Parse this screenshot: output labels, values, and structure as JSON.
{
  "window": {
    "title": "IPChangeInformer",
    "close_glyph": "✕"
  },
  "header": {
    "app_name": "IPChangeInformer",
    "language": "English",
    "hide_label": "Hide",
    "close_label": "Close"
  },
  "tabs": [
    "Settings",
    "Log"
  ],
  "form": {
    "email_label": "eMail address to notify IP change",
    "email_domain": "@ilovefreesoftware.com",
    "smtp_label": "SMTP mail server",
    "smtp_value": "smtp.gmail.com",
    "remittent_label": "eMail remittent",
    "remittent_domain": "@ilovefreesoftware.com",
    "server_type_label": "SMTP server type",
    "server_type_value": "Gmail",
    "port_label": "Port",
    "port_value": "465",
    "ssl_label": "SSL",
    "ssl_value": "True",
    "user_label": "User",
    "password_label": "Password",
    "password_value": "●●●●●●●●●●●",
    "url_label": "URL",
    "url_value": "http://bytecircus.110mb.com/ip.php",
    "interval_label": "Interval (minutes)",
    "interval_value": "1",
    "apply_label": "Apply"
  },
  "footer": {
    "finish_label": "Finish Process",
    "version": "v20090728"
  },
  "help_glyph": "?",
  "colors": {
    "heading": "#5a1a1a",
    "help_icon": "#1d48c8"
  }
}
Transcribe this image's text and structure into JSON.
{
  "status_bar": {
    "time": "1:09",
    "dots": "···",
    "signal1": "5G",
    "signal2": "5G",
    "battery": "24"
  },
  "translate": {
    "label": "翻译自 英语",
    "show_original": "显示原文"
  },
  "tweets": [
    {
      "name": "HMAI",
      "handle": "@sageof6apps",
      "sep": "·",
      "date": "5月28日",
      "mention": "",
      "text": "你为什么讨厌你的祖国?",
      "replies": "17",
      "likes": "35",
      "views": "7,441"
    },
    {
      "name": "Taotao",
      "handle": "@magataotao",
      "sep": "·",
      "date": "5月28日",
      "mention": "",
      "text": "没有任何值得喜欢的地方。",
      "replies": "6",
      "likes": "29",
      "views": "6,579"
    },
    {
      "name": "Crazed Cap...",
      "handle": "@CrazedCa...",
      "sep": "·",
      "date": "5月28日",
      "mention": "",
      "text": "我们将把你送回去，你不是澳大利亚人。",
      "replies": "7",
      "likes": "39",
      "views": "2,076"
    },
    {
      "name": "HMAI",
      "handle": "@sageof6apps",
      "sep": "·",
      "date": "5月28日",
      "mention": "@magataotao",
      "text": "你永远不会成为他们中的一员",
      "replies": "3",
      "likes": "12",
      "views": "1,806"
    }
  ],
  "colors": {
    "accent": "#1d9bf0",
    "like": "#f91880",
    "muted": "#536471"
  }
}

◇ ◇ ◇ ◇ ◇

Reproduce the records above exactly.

• [COMPLETED EXERCISE]:
Parse this screenshot: output labels, values, and structure as JSON.
{
  "window": {
    "title": "IPChangeInformer",
    "close_glyph": "✕"
  },
  "header": {
    "app_name": "IPChangeInformer",
    "language": "English",
    "hide_label": "Hide",
    "close_label": "Close"
  },
  "tabs": [
    "Settings",
    "Log"
  ],
  "form": {
    "email_label": "eMail address to notify IP change",
    "email_domain": "@ilovefreesoftware.com",
    "smtp_label": "SMTP mail server",
    "smtp_value": "smtp.gmail.com",
    "remittent_label": "eMail remittent",
    "remittent_domain": "@ilovefreesoftware.com",
    "server_type_label": "SMTP server type",
    "server_type_value": "Gmail",
    "port_label": "Port",
    "port_value": "465",
    "ssl_label": "SSL",
    "ssl_value": "True",
    "user_label": "User",
    "password_label": "Password",
    "password_value": "●●●●●●●●●●●",
    "url_label": "URL",
    "url_value": "http://bytecircus.110mb.com/ip.php",
    "interval_label": "Interval (minutes)",
    "interval_value": "1",
    "apply_label": "Apply"
  },
  "footer": {
    "finish_label": "Finish Process",
    "version": "v20090728"
  },
  "help_glyph": "?",
  "colors": {
    "heading": "#5a1a1a",
    "help_icon": "#1d48c8"
  }
}
Transcribe this image's text and structure into JSON.
{
  "status_bar": {
    "time": "1:09",
    "dots": "···",
    "signal1": "5G",
    "signal2": "5G",
    "battery": "24"
  },
  "translate": {
    "label": "翻译自 英语",
    "show_original": "显示原文"
  },
  "tweets": [
    {
      "name": "HMAI",
      "handle": "@sageof6apps",
      "sep": "·",
      "date": "5月28日",
      "mention": "",
      "text": "你为什么讨厌你的祖国?",
      "replies": "17",
      "likes": "35",
      "views": "7,441"
    },
    {
      "name": "Taotao",
      "handle": "@magataotao",
      "sep": "·",
      "date": "5月28日",
      "mention": "",
      "text": "没有任何值得喜欢的地方。",
      "replies": "6",
      "likes": "29",
      "views": "6,579"
    },
    {
      "name": "Crazed Cap...",
      "handle": "@CrazedCa...",
      "sep": "·",
      "date": "5月28日",
      "mention": "",
      "text": "我们将把你送回去，你不是澳大利亚人。",
      "replies": "7",
      "likes": "39",
      "views": "2,076"
    },
    {
      "name": "HMAI",
      "handle": "@sageof6apps",
      "sep": "·",
      "date": "5月28日",
      "mention": "@magataotao",
      "text": "你永远不会成为他们中的一员",
      "replies": "3",
      "likes": "12",
      "views": "1,806"
    }
  ],
  "colors": {
    "accent": "#1d9bf0",
    "like": "#f91880",
    "muted": "#536471"
  }
}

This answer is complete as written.